This decrease in the LOA can be attributed to two main factors: greater participation from smaller firms participating in drug candidate development and their willingness to disclose early failures.

Drug development remains difficult

Even in infectious disease, the timelines are typically long. It typically takes 10 years/10.5 years on average. However, there is a range in development timelines as pointed out by Chancellor: 9.2 years for allergy drugs and 12.2 years for urology drug development.

Less than 1 in 10 drugs make it. Success requires having many shots on goal.

BIO's David Thomas explains why you need "shots on goal"

To sign up to receive the full report, click here.

6:00 AM
Day 2 of the BIO CEO & Investor Digital Conference

Here's what we'll be watching today:

9:00 AM ET/6:00 AM PT

Clinical Success Rates and What's Driving Them, featuring BIO's VP of Industry Research David Thomas launching a new report

10:00 AM ET/7:00 AM PT

CRISPR's Progress for Patients: Clinical Development of Therapies

10:30 AM ET/7:30 AM PT

Investors' Reactions to Reference Pricing Models, featuring BIO's Deputy General Counsel John Murphy + investors talking about what MFN or IPI would do to investment

2:00 PM ET/11:00 AM PT

Policy Outlook: Reviewing the Pathway for Advancing Biopharma Goals in Congress and the White House, featuring BIO's VP of Infectious Diseases and Diagnostics Policy Phyllis Arthur and Former CDC Director Dr. Julie Gerberding

3:00 PM ET/12:00 PM PT

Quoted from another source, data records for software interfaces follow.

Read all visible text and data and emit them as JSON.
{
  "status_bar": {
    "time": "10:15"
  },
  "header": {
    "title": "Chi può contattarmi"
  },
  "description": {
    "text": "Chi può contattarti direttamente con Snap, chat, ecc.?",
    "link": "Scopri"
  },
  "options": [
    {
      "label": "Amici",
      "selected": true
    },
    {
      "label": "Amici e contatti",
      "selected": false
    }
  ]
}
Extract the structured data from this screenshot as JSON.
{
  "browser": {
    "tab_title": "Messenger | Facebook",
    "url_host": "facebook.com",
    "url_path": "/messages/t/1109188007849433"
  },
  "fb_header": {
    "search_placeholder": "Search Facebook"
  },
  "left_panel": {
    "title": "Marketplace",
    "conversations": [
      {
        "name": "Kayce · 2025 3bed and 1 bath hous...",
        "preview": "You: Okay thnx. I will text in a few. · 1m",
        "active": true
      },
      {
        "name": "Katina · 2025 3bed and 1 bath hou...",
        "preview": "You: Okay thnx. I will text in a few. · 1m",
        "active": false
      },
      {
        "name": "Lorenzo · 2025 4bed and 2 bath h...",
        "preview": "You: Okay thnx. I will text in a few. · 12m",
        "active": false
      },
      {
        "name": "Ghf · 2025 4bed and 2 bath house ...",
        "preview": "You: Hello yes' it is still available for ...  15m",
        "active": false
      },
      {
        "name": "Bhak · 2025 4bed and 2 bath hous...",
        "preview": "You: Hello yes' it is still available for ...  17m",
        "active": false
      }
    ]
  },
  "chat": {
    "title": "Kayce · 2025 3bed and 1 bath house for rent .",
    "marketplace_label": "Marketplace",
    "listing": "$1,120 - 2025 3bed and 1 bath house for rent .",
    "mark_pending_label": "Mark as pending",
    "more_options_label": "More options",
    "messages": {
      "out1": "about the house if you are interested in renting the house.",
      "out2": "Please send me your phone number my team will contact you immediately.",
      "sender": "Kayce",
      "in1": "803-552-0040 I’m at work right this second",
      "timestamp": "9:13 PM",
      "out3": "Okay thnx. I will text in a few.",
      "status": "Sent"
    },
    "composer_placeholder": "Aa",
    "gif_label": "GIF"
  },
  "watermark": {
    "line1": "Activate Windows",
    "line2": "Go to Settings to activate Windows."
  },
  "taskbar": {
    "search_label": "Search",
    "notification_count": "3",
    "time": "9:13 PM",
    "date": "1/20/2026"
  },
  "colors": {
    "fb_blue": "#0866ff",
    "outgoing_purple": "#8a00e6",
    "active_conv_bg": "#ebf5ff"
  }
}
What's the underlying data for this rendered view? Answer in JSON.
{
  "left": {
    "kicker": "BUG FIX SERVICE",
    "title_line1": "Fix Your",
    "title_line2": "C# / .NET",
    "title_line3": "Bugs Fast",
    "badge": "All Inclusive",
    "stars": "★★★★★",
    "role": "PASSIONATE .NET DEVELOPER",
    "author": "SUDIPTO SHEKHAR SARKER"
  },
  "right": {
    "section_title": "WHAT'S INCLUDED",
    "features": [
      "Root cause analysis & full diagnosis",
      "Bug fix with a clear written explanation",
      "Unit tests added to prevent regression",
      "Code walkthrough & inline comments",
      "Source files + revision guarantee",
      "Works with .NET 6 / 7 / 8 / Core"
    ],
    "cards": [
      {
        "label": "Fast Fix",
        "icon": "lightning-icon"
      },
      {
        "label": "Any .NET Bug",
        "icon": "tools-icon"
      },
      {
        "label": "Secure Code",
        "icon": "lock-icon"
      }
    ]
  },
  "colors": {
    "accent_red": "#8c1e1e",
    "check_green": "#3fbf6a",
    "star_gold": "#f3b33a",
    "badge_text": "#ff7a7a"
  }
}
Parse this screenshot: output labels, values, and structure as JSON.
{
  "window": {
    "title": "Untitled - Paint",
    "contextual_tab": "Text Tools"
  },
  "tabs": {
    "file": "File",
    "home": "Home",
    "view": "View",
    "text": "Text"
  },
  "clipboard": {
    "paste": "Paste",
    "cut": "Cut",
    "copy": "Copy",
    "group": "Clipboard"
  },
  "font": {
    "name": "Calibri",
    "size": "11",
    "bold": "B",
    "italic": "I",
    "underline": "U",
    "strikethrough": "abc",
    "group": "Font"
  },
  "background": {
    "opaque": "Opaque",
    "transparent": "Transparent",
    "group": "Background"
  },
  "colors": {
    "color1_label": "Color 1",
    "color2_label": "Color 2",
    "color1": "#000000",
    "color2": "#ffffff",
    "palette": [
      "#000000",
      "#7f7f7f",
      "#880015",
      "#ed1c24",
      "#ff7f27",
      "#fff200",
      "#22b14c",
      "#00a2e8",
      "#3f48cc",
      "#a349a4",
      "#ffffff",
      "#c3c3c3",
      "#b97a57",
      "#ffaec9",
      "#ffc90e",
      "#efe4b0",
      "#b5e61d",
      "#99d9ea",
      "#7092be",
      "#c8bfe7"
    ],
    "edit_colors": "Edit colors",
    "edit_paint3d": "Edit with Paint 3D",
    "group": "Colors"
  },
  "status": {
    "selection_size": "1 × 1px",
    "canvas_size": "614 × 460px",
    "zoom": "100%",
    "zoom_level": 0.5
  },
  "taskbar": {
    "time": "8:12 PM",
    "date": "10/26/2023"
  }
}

Turning RNA Research into Medicines

4:00 PM ET/1:00 PM PT

Market Outlook: Breaking More Records or Expecting a Releveling?